WORK TASK
Here are some records; return them all exactly.
===== THE RECORDS
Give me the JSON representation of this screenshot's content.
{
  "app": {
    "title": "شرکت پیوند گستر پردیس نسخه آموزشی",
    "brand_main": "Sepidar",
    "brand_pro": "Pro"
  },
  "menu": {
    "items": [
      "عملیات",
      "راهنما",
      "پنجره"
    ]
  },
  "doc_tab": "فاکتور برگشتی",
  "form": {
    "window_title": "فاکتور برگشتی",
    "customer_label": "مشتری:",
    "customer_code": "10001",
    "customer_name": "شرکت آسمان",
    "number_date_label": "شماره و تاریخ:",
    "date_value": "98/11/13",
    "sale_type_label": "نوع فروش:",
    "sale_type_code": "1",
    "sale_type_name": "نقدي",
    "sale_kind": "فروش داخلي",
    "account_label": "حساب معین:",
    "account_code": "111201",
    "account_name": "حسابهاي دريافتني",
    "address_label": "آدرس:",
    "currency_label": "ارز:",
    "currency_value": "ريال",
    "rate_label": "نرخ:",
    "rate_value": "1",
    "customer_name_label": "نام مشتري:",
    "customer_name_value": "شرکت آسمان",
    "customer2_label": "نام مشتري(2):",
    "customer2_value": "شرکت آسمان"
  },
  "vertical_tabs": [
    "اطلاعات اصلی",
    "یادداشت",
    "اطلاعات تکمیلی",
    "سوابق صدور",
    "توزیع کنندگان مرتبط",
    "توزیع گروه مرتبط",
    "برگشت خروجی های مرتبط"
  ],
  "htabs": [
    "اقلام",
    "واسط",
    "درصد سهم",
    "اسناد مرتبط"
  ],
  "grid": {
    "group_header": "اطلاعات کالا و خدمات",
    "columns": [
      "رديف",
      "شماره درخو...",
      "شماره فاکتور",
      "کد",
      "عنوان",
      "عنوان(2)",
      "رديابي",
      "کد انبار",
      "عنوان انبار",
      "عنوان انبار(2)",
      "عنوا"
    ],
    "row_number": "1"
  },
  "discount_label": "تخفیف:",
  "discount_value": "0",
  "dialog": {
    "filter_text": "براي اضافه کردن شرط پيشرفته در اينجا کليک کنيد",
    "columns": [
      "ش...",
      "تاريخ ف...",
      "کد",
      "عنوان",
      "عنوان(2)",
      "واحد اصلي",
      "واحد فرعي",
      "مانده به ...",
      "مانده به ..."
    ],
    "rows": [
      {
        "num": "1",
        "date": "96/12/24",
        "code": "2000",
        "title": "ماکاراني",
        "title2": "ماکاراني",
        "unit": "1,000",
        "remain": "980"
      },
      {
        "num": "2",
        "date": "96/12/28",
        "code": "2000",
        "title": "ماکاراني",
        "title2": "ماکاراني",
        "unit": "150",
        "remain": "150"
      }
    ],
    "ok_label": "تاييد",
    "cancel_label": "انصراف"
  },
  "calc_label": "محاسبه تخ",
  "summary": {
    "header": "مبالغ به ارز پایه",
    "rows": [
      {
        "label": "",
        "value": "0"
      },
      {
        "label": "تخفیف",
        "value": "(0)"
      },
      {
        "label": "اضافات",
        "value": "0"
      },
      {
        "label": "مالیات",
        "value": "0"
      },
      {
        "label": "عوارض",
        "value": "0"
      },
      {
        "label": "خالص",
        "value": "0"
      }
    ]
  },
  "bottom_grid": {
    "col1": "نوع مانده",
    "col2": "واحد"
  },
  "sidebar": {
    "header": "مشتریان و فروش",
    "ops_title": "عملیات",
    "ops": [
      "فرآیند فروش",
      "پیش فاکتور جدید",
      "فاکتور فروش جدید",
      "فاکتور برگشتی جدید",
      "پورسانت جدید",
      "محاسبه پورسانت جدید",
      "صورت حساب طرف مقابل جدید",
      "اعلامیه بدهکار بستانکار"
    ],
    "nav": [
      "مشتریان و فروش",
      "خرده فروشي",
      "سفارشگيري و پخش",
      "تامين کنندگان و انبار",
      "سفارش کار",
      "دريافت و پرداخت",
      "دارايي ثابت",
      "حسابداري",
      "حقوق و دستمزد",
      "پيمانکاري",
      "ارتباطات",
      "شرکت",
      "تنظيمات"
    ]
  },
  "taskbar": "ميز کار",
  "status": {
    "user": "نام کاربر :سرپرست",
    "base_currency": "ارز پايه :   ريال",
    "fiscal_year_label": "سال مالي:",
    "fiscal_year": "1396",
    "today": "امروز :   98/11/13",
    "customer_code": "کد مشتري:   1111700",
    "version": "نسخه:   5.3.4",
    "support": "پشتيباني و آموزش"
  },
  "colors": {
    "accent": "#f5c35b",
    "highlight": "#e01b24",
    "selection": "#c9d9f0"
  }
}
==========
RESULT OF THIS TASK
Give me the JSON representation of this screenshot's content.
{
  "app": {
    "title": "شرکت پیوند گستر پردیس نسخه آموزشی",
    "brand_main": "Sepidar",
    "brand_pro": "Pro"
  },
  "menu": {
    "items": [
      "عملیات",
      "راهنما",
      "پنجره"
    ]
  },
  "doc_tab": "فاکتور برگشتی",
  "form": {
    "window_title": "فاکتور برگشتی",
    "customer_label": "مشتری:",
    "customer_code": "10001",
    "customer_name": "شرکت آسمان",
    "number_date_label": "شماره و تاریخ:",
    "date_value": "98/11/13",
    "sale_type_label": "نوع فروش:",
    "sale_type_code": "1",
    "sale_type_name": "نقدي",
    "sale_kind": "فروش داخلي",
    "account_label": "حساب معین:",
    "account_code": "111201",
    "account_name": "حسابهاي دريافتني",
    "address_label": "آدرس:",
    "currency_label": "ارز:",
    "currency_value": "ريال",
    "rate_label": "نرخ:",
    "rate_value": "1",
    "customer_name_label": "نام مشتري:",
    "customer_name_value": "شرکت آسمان",
    "customer2_label": "نام مشتري(2):",
    "customer2_value": "شرکت آسمان"
  },
  "vertical_tabs": [
    "اطلاعات اصلی",
    "یادداشت",
    "اطلاعات تکمیلی",
    "سوابق صدور",
    "توزیع کنندگان مرتبط",
    "توزیع گروه مرتبط",
    "برگشت خروجی های مرتبط"
  ],
  "htabs": [
    "اقلام",
    "واسط",
    "درصد سهم",
    "اسناد مرتبط"
  ],
  "grid": {
    "group_header": "اطلاعات کالا و خدمات",
    "columns": [
      "رديف",
      "شماره درخو...",
      "شماره فاکتور",
      "کد",
      "عنوان",
      "عنوان(2)",
      "رديابي",
      "کد انبار",
      "عنوان انبار",
      "عنوان انبار(2)",
      "عنوا"
    ],
    "row_number": "1"
  },
  "discount_label": "تخفیف:",
  "discount_value": "0",
  "dialog": {
    "filter_text": "براي اضافه کردن شرط پيشرفته در اينجا کليک کنيد",
    "columns": [
      "ش...",
      "تاريخ ف...",
      "کد",
      "عنوان",
      "عنوان(2)",
      "واحد اصلي",
      "واحد فرعي",
      "مانده به ...",
      "مانده به ..."
    ],
    "rows": [
      {
        "num": "1",
        "date": "96/12/24",
        "code": "2000",
        "title": "ماکاراني",
        "title2": "ماکاراني",
        "unit": "1,000",
        "remain": "980"
      },
      {
        "num": "2",
        "date": "96/12/28",
        "code": "2000",
        "title": "ماکاراني",
        "title2": "ماکاراني",
        "unit": "150",
        "remain": "150"
      }
    ],
    "ok_label": "تاييد",
    "cancel_label": "انصراف"
  },
  "calc_label": "محاسبه تخ",
  "summary": {
    "header": "مبالغ به ارز پایه",
    "rows": [
      {
        "label": "",
        "value": "0"
      },
      {
        "label": "تخفیف",
        "value": "(0)"
      },
      {
        "label": "اضافات",
        "value": "0"
      },
      {
        "label": "مالیات",
        "value": "0"
      },
      {
        "label": "عوارض",
        "value": "0"
      },
      {
        "label": "خالص",
        "value": "0"
      }
    ]
  },
  "bottom_grid": {
    "col1": "نوع مانده",
    "col2": "واحد"
  },
  "sidebar": {
    "header": "مشتریان و فروش",
    "ops_title": "عملیات",
    "ops": [
      "فرآیند فروش",
      "پیش فاکتور جدید",
      "فاکتور فروش جدید",
      "فاکتور برگشتی جدید",
      "پورسانت جدید",
      "محاسبه پورسانت جدید",
      "صورت حساب طرف مقابل جدید",
      "اعلامیه بدهکار بستانکار"
    ],
    "nav": [
      "مشتریان و فروش",
      "خرده فروشي",
      "سفارشگيري و پخش",
      "تامين کنندگان و انبار",
      "سفارش کار",
      "دريافت و پرداخت",
      "دارايي ثابت",
      "حسابداري",
      "حقوق و دستمزد",
      "پيمانکاري",
      "ارتباطات",
      "شرکت",
      "تنظيمات"
    ]
  },
  "taskbar": "ميز کار",
  "status": {
    "user": "نام کاربر :سرپرست",
    "base_currency": "ارز پايه :   ريال",
    "fiscal_year_label": "سال مالي:",
    "fiscal_year": "1396",
    "today": "امروز :   98/11/13",
    "customer_code": "کد مشتري:   1111700",
    "version": "نسخه:   5.3.4",
    "support": "پشتيباني و آموزش"
  },
  "colors": {
    "accent": "#f5c35b",
    "highlight": "#e01b24",
    "selection": "#c9d9f0"
  }
}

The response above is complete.